Plans for 67 Vestry finally revealed

The saga of 67 Vestry is finally wrapping up — with renderings released and a plan for the building — a total of 13 units only, according the marketing plans.

Iliad Realty Group is the developer, and their involvement started a couple years back, when they bought it from developer Aby Rosen in 2017 for $55 million. Rosen let the building fall into disrepair, but the tenants held on, eventually all taking buyouts except for one, who moved out in March 2019 to an apartment provided by the developer. She will be moved back into her old apartment, half a floor, when the building is completed in 2021.

Department of Buildings filings show that there will in fact be 15 units in total (there were 23) across 13 floors (the original building has nine). The total height is going from 115 to 153 — you can see the set back floors in the renderings. There’s also a lap pool.

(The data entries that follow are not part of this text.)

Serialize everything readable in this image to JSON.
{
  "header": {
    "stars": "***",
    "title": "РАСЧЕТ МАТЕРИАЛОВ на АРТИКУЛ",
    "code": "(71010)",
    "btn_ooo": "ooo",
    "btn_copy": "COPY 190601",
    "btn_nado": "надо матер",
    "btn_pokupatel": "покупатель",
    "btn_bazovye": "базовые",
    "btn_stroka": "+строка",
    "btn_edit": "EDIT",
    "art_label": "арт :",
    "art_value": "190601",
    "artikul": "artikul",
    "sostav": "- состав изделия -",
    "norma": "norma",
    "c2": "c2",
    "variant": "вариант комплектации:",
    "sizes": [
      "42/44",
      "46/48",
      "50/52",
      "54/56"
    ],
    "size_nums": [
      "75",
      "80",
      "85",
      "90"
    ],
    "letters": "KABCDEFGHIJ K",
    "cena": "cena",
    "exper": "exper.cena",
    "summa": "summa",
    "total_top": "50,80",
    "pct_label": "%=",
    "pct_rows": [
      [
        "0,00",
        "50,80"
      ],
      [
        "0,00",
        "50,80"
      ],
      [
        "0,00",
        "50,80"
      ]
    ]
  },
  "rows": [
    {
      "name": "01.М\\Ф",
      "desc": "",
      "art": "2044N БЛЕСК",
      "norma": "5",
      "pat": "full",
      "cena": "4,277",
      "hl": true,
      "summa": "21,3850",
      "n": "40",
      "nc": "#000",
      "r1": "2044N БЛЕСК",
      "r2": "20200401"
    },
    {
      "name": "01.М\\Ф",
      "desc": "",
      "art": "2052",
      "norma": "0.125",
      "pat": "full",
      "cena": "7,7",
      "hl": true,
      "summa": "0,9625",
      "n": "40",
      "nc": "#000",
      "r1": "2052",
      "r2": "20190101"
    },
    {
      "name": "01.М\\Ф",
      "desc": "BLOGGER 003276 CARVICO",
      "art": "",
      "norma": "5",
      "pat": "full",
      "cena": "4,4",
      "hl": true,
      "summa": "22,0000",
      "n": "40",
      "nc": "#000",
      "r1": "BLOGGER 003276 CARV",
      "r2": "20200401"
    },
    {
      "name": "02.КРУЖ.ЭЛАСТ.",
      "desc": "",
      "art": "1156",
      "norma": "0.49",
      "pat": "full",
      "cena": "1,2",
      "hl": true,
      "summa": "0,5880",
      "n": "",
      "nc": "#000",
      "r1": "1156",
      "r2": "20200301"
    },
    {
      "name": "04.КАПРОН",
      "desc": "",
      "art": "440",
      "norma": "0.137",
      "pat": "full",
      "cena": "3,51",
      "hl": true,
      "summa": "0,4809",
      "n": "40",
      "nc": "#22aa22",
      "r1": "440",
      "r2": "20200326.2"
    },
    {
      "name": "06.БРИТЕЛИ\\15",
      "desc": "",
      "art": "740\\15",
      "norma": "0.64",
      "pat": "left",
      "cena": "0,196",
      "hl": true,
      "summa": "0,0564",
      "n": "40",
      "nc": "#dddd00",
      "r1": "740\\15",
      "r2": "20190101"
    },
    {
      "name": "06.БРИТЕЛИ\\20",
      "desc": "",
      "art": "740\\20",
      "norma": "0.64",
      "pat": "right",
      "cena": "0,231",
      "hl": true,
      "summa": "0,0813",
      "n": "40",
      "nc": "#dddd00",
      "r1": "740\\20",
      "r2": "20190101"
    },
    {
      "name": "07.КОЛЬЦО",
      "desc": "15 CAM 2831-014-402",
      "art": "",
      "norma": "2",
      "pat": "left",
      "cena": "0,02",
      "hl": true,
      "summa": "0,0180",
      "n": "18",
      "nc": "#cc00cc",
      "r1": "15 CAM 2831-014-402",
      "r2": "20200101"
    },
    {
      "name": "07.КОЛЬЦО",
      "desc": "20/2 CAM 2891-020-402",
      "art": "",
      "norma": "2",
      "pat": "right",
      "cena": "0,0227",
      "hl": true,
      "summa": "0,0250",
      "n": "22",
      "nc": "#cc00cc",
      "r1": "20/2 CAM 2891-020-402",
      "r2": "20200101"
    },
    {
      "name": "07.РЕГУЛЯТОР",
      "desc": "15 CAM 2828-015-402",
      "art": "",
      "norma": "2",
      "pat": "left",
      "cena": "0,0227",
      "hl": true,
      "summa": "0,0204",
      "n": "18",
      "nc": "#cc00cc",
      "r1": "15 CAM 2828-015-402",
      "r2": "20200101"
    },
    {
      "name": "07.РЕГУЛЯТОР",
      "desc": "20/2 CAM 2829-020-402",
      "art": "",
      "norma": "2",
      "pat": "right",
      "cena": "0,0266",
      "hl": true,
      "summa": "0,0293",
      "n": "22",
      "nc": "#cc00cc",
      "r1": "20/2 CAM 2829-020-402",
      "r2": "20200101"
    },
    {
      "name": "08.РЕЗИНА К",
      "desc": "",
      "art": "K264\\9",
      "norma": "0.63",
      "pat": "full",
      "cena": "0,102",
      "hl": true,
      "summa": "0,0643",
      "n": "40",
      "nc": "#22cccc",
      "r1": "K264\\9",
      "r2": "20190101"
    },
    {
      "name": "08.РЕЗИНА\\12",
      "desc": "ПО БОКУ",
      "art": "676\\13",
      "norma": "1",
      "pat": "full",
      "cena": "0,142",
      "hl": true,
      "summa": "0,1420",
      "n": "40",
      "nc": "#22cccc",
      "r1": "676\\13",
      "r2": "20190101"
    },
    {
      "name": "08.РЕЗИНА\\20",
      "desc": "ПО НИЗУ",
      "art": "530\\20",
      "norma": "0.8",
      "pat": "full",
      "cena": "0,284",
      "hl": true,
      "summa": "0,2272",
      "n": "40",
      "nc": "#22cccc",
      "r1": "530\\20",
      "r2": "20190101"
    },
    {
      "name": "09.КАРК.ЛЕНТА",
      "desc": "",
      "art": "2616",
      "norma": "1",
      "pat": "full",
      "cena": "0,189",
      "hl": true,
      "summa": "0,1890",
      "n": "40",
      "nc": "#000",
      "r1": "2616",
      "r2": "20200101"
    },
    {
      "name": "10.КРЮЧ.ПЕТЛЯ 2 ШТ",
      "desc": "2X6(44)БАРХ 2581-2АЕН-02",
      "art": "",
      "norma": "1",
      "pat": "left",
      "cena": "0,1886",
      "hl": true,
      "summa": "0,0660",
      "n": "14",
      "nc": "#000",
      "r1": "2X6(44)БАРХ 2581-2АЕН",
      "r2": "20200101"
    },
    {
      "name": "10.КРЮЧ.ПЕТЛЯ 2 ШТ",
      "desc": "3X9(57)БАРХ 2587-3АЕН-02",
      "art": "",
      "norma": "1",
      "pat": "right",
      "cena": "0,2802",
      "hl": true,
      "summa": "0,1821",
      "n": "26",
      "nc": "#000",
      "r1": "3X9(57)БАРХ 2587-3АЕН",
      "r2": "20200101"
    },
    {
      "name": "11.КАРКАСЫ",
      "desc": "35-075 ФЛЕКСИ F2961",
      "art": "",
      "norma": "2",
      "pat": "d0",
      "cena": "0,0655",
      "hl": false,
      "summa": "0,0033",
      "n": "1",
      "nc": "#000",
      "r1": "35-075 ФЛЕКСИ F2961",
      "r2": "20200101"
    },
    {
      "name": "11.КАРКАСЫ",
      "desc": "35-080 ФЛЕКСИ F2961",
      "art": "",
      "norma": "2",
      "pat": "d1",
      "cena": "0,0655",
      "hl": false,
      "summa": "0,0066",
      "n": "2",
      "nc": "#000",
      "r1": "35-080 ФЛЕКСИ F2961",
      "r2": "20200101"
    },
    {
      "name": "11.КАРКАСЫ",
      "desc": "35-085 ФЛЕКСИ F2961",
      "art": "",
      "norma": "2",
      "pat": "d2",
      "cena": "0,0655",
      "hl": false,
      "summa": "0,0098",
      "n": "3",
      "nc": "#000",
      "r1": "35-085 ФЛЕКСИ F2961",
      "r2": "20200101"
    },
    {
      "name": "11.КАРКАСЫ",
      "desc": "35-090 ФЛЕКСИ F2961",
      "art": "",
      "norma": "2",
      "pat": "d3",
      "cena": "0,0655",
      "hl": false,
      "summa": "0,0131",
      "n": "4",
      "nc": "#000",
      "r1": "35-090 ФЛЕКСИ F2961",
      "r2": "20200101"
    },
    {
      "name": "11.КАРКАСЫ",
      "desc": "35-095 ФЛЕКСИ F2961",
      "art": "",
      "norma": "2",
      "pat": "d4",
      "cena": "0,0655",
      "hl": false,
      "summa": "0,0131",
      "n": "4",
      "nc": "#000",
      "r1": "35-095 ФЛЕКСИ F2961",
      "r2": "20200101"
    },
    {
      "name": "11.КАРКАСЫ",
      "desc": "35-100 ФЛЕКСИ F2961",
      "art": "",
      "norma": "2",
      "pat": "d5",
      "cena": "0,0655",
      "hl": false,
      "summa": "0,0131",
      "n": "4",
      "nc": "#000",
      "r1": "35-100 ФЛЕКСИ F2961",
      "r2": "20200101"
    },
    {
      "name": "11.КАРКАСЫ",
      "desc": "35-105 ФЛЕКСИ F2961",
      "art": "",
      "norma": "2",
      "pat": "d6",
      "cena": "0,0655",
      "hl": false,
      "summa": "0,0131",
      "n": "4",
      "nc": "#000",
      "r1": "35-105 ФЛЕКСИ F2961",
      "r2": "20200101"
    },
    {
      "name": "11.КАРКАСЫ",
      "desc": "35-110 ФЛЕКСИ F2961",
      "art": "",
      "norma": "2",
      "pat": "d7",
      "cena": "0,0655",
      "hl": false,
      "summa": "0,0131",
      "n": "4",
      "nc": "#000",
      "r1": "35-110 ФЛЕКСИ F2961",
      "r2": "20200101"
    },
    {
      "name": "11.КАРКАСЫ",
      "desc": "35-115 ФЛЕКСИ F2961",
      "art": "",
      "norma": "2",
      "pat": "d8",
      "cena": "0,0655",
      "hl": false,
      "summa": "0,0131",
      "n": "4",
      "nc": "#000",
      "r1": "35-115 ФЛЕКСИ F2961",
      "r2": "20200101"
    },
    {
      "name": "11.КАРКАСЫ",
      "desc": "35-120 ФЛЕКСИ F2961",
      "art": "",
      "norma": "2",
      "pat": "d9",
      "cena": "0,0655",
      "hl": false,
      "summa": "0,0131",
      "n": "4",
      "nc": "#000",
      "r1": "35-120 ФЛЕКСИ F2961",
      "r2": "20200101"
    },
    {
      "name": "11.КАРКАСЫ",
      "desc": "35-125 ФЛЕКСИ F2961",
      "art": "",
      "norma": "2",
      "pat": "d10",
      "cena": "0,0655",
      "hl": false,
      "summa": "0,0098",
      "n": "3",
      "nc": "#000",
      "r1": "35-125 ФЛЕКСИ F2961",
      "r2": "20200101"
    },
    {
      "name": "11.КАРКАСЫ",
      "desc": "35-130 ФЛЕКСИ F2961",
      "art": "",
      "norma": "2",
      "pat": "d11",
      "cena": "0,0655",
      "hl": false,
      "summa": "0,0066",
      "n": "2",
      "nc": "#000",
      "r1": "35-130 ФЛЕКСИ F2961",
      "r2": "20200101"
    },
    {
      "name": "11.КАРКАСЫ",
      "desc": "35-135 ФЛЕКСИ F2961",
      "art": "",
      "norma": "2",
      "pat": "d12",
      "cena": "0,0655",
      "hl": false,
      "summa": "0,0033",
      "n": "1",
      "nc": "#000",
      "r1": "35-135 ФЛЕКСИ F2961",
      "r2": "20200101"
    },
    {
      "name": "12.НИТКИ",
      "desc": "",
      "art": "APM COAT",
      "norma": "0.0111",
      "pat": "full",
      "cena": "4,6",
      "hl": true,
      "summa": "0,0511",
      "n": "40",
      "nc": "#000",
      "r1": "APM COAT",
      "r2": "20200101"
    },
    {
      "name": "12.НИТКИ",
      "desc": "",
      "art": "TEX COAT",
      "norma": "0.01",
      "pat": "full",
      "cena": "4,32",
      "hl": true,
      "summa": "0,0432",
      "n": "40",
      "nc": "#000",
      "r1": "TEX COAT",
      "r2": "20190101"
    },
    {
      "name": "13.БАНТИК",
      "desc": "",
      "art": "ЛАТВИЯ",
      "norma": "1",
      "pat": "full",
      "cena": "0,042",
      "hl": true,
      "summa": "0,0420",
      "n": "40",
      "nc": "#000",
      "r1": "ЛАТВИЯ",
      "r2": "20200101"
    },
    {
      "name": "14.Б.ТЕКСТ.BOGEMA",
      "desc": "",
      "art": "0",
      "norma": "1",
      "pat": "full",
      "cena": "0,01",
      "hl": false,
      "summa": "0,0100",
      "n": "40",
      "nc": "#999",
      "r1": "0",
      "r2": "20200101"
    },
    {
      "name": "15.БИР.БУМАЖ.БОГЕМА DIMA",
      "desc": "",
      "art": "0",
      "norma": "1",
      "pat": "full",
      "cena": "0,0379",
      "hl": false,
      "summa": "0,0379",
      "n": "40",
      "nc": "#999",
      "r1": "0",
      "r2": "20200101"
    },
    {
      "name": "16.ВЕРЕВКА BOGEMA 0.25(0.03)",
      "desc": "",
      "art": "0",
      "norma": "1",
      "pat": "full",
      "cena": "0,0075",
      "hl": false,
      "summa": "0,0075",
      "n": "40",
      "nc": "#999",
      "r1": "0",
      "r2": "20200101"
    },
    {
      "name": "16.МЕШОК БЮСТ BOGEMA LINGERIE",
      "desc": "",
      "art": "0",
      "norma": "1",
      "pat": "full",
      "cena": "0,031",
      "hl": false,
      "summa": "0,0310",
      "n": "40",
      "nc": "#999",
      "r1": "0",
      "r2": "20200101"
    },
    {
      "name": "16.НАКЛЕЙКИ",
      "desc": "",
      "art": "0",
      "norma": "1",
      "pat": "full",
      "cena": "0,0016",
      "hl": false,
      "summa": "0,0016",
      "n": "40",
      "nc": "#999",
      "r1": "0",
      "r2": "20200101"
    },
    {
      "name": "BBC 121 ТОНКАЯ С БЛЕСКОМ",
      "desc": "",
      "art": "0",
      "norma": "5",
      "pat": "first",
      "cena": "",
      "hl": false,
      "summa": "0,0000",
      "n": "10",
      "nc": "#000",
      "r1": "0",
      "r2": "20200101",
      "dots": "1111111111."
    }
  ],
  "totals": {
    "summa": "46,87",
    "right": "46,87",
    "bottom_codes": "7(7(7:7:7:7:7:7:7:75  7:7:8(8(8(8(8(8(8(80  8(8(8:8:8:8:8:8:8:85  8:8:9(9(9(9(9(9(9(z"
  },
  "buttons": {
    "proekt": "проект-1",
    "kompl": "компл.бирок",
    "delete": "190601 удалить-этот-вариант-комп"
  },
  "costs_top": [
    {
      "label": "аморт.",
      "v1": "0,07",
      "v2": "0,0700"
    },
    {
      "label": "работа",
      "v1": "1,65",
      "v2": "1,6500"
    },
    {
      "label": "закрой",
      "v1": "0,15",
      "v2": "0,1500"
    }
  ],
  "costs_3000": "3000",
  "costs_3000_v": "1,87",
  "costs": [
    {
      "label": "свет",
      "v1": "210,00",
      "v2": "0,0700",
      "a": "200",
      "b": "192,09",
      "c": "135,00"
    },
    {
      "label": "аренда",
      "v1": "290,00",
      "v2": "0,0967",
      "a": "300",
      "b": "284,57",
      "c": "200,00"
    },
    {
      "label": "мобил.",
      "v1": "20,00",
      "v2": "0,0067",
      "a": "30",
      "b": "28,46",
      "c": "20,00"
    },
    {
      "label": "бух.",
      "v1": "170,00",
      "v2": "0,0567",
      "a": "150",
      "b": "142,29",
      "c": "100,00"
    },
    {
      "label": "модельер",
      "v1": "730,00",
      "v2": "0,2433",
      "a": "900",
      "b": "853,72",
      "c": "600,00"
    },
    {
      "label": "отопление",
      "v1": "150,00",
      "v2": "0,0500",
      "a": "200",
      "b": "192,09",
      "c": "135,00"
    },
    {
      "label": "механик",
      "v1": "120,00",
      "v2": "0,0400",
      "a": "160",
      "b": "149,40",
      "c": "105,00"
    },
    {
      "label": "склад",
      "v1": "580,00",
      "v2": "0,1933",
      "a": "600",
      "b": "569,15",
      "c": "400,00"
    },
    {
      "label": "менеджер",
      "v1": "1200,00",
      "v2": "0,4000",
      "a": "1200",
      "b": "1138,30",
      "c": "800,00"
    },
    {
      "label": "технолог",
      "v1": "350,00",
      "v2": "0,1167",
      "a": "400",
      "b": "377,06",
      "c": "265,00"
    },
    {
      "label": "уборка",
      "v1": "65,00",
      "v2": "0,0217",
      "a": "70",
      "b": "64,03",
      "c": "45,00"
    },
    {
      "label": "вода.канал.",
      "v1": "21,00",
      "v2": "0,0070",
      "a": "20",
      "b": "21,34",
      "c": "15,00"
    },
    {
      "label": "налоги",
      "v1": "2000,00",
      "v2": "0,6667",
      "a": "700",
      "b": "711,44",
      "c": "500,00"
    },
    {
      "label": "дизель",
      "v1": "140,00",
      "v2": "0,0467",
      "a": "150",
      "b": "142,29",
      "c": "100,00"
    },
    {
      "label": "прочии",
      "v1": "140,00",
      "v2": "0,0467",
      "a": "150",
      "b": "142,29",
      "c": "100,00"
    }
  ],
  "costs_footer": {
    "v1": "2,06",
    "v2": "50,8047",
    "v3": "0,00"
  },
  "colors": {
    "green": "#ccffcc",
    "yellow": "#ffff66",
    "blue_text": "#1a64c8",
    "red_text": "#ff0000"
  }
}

The building was designed in 1896 by architect F.P. Dinkelberg (who also designed the Flatiron Building) as a “tea and coffee” warehouse for the Great Atlantic and Pacific Tea Company — aka the A&P, which eventually became the grocery chain until 1990. The building was then used as artist’s lofts. Residents of the building, who in 2014 led an unsuccessful effort to landmark it, compiled this historic description:

“From the circa 1900 photo of the building (Collections of the Museum of the City of New York), the new A&P warehouse is a handsome palazzo with two-story Romanesque openings for the loading docks, and an extremely fine iron cornice. Its pale brick adds a touch of lightness as to the oversized ground floor windows. The small iron balconies on the east side add an unexpected flourish (they are since removed). It’s thick walls and striated brick patterning convey a hint of medieval fortress, a safe place to store food, come hell or high water.

In 1910 the building’s new owner hired Frank J. Helmle, of the firm McKim, Meade & White, for the addition of two floors.

The building was used as artist lofts in the late 1960s and 1970s and was the first to be given a legal certificate of occupancy for residential use in 1977. The 1970s in fact began a new chapter for the building as home and backdrop to internationally recognized artists and composers. It was clearly one of several key centers of Tribeca’s rebirth through art after the destabilization of the neighborhood and massive destruction of the Washington Street Urban Renewal Plan. The sculptor Marisol lived and worked here, as did John Chamberlain, and Robert Wilson (director, sculptor collaborator with Philip Glass on Einstein on the Beach). Wim Wenders filmed part of An American Friend here. Laurie Anderson used it as a backdrop for her album Big Science. The Dia Arts Foundation got its start here.”

(I will definitely ask around about that last story…)


1 Comment

  1. I will be very surprised if this is completed before 2025